* DIRECTIONS
Filter the listing and keep only the lines with the word "this".
───── DATA LISTING
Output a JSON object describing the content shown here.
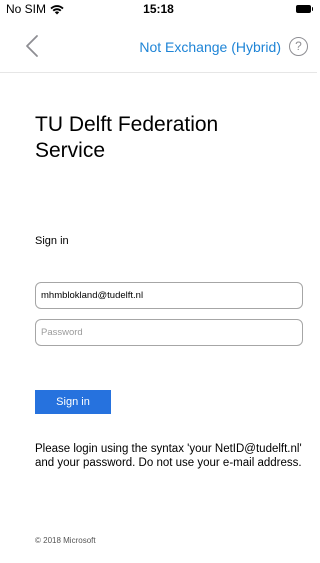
{
  "status_bar": {
    "carrier": "No SIM",
    "time": "15:18"
  },
  "nav": {
    "title": "Not Exchange (Hybrid)",
    "help_label": "?"
  },
  "page": {
    "heading": "TU Delft Federation Service",
    "signin_label": "Sign in",
    "username_value": "mhmblokland@tudelft.nl",
    "password_placeholder": "Password",
    "signin_button": "Sign in",
    "help_text": "Please login using the syntax 'your NetID@tudelft.nl' and your password. Do not use your e-mail address.",
    "footer": "© 2018 Microsoft"
  },
  "colors": {
    "accent": "#1e84d6",
    "button": "#2672de"
  }
}
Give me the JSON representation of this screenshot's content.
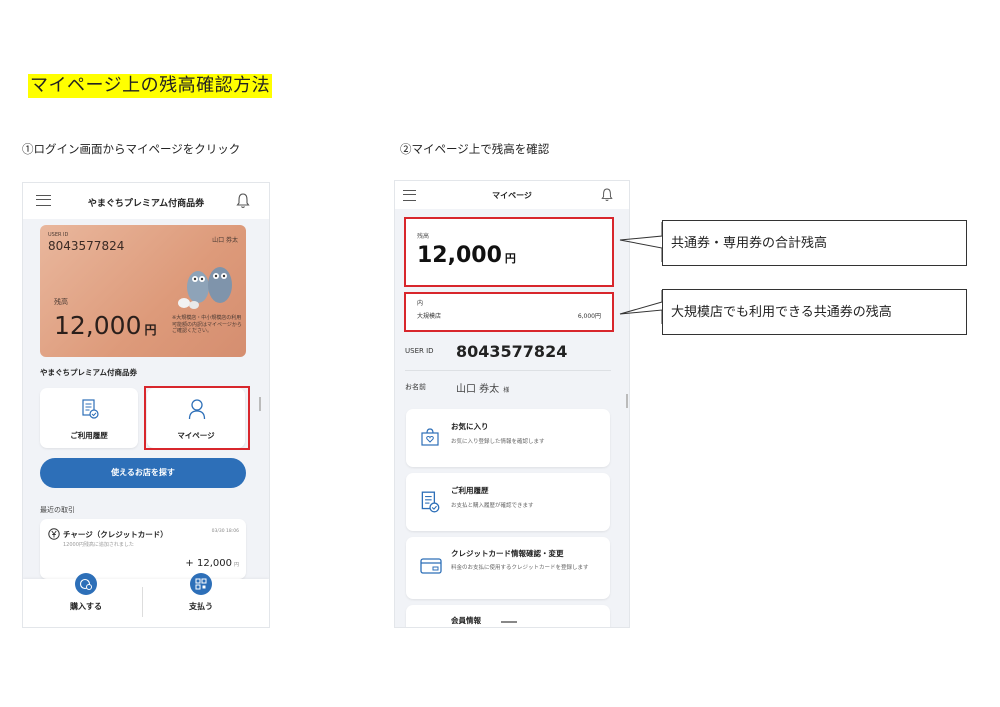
{
  "doc_title": "マイページ上の残高確認方法",
  "step1": "①ログイン画面からマイページをクリック",
  "step2": "②マイページ上で残高を確認",
  "phone1": {
    "app_title": "やまぐちプレミアム付商品券",
    "card": {
      "user_id_label": "USER ID",
      "user_id": "8043577824",
      "user_name": "山口 券太",
      "balance_label": "残高",
      "balance": "12,000",
      "currency": "円",
      "note": "※大規模店・中小規模店の利用可能額の内訳はマイページからご確認ください。"
    },
    "section_title": "やまぐちプレミアム付商品券",
    "history_button": "ご利用履歴",
    "mypage_button": "マイページ",
    "find_store_button": "使えるお店を探す",
    "recent_label": "最近の取引",
    "transaction": {
      "title": "チャージ（クレジットカード）",
      "date": "03/30 18:06",
      "desc": "12000円残高に追加されました",
      "amount": "+ 12,000",
      "currency": "円"
    },
    "purchase_label": "購入する",
    "pay_label": "支払う"
  },
  "phone2": {
    "app_title": "マイページ",
    "balance_label": "残高",
    "balance": "12,000",
    "currency": "円",
    "breakdown_label": "内",
    "large_store_label": "大規模店",
    "large_store_amount": "6,000円",
    "user_id_label": "USER ID",
    "user_id": "8043577824",
    "name_label": "お名前",
    "name": "山口 券太",
    "honorific": "様",
    "menu": [
      {
        "title": "お気に入り",
        "desc": "お気に入り登録した情報を確認します"
      },
      {
        "title": "ご利用履歴",
        "desc": "お支払と購入履歴が確認できます"
      },
      {
        "title": "クレジットカード情報確認・変更",
        "desc": "料金のお支払に使用するクレジットカードを登録します"
      },
      {
        "title": "会員情報",
        "desc": ""
      }
    ]
  },
  "callout1": "共通券・専用券の合計残高",
  "callout2": "大規模店でも利用できる共通券の残高",
  "colors": {
    "highlight": "#ffff00",
    "red": "#d8262c",
    "blue": "#2d6fb8",
    "card": "#dd9a7a"
  }
}
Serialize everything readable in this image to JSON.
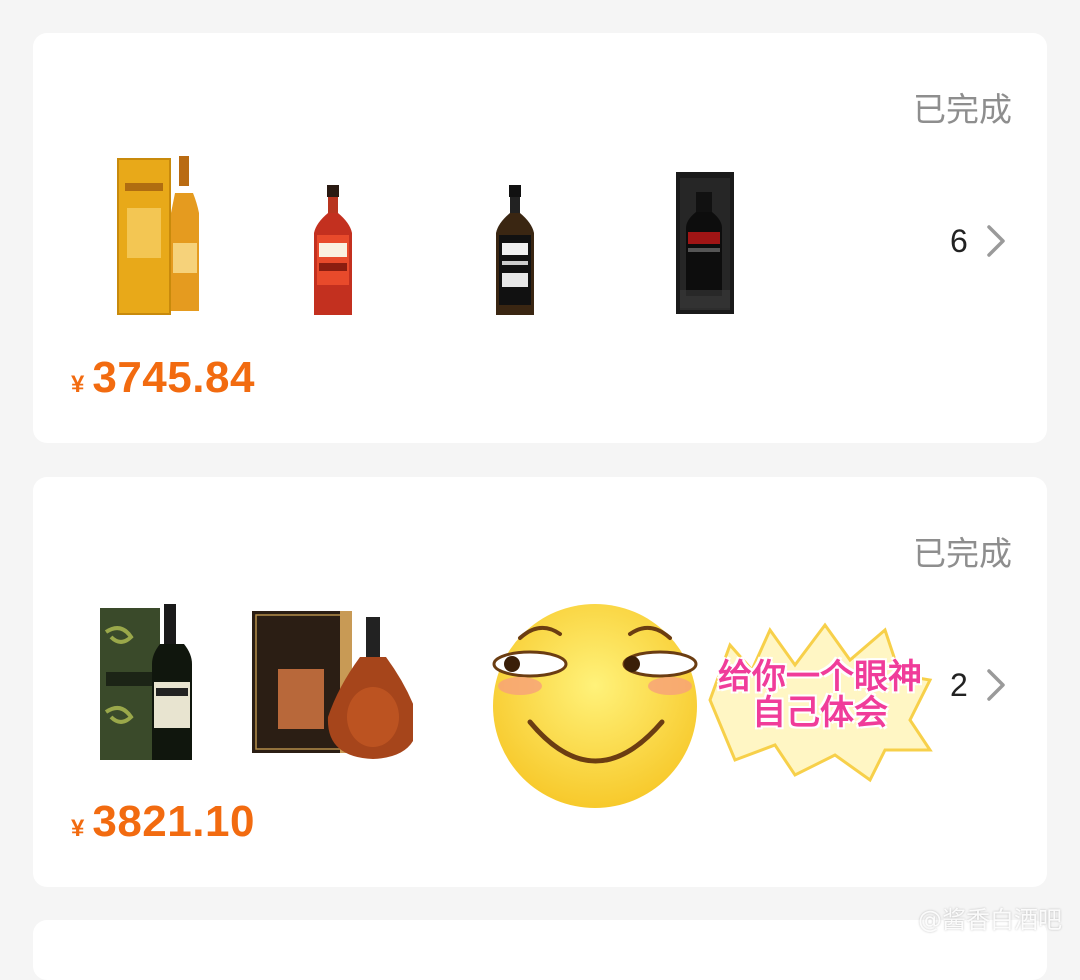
{
  "orders": [
    {
      "status": "已完成",
      "item_count": "6",
      "currency": "¥",
      "price": "3745.84",
      "products": [
        "glenmorangie-bottle-icon",
        "jack-daniels-fire-bottle-icon",
        "jack-daniels-bottle-icon",
        "dark-gift-box-bottle-icon"
      ]
    },
    {
      "status": "已完成",
      "item_count": "2",
      "currency": "¥",
      "price": "3821.10",
      "products": [
        "ardbeg-bottle-icon",
        "hennessy-xo-bottle-icon"
      ]
    }
  ],
  "sticker": {
    "line1": "给你一个眼神",
    "line2": "自己体会"
  },
  "watermark": "@酱香白酒吧",
  "colors": {
    "price": "#f26b10",
    "status": "#8e8e8e",
    "background": "#f5f5f5"
  }
}
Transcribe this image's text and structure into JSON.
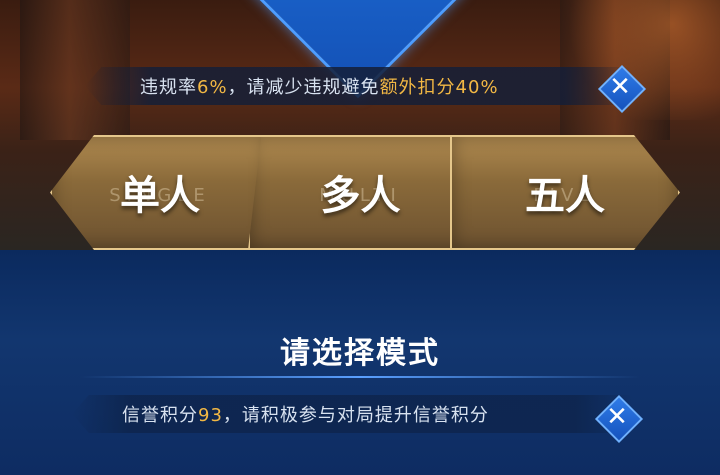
{
  "top_notice": {
    "prefix": "违规率",
    "rate": "6%",
    "middle": "，请减少违规避免",
    "highlight": "额外扣分40%",
    "close_icon": "close-icon"
  },
  "modes": [
    {
      "label": "单人",
      "subtitle": "SINGLE"
    },
    {
      "label": "多人",
      "subtitle": "MULTI"
    },
    {
      "label": "五人",
      "subtitle": "FIVE"
    }
  ],
  "panel": {
    "title": "请选择模式"
  },
  "bottom_notice": {
    "prefix": "信誉积分",
    "score": "93",
    "suffix": "，请积极参与对局提升信誉积分",
    "close_icon": "close-icon"
  },
  "colors": {
    "highlight": "#f2b844",
    "accent_blue": "#2f7be8",
    "gold_border": "#e5c78b"
  }
}
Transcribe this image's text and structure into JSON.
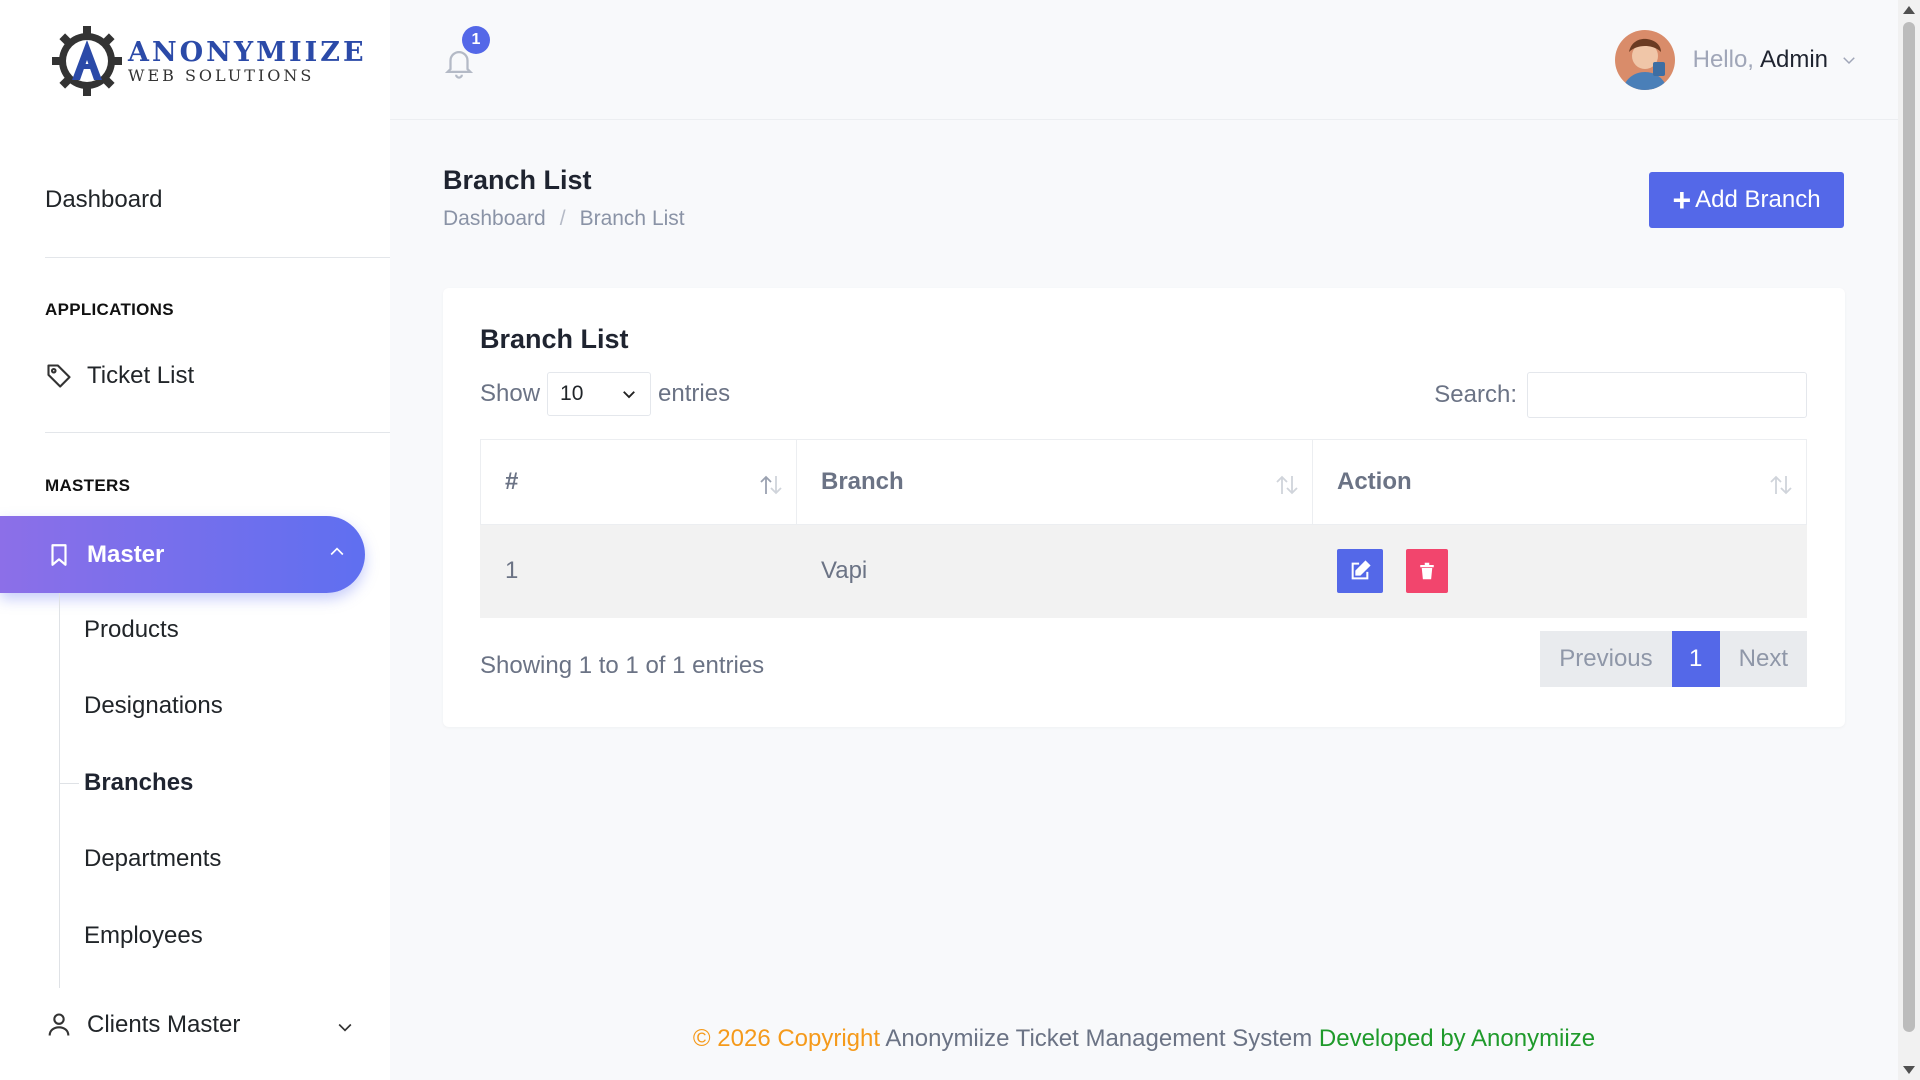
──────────
* RESPONSE AREA
Give me the JSON representation of this screenshot's content.
Serialize everything readable in this image to JSON.
Transcribe this image's text and structure into JSON.
Transcribe this image's text and structure into JSON.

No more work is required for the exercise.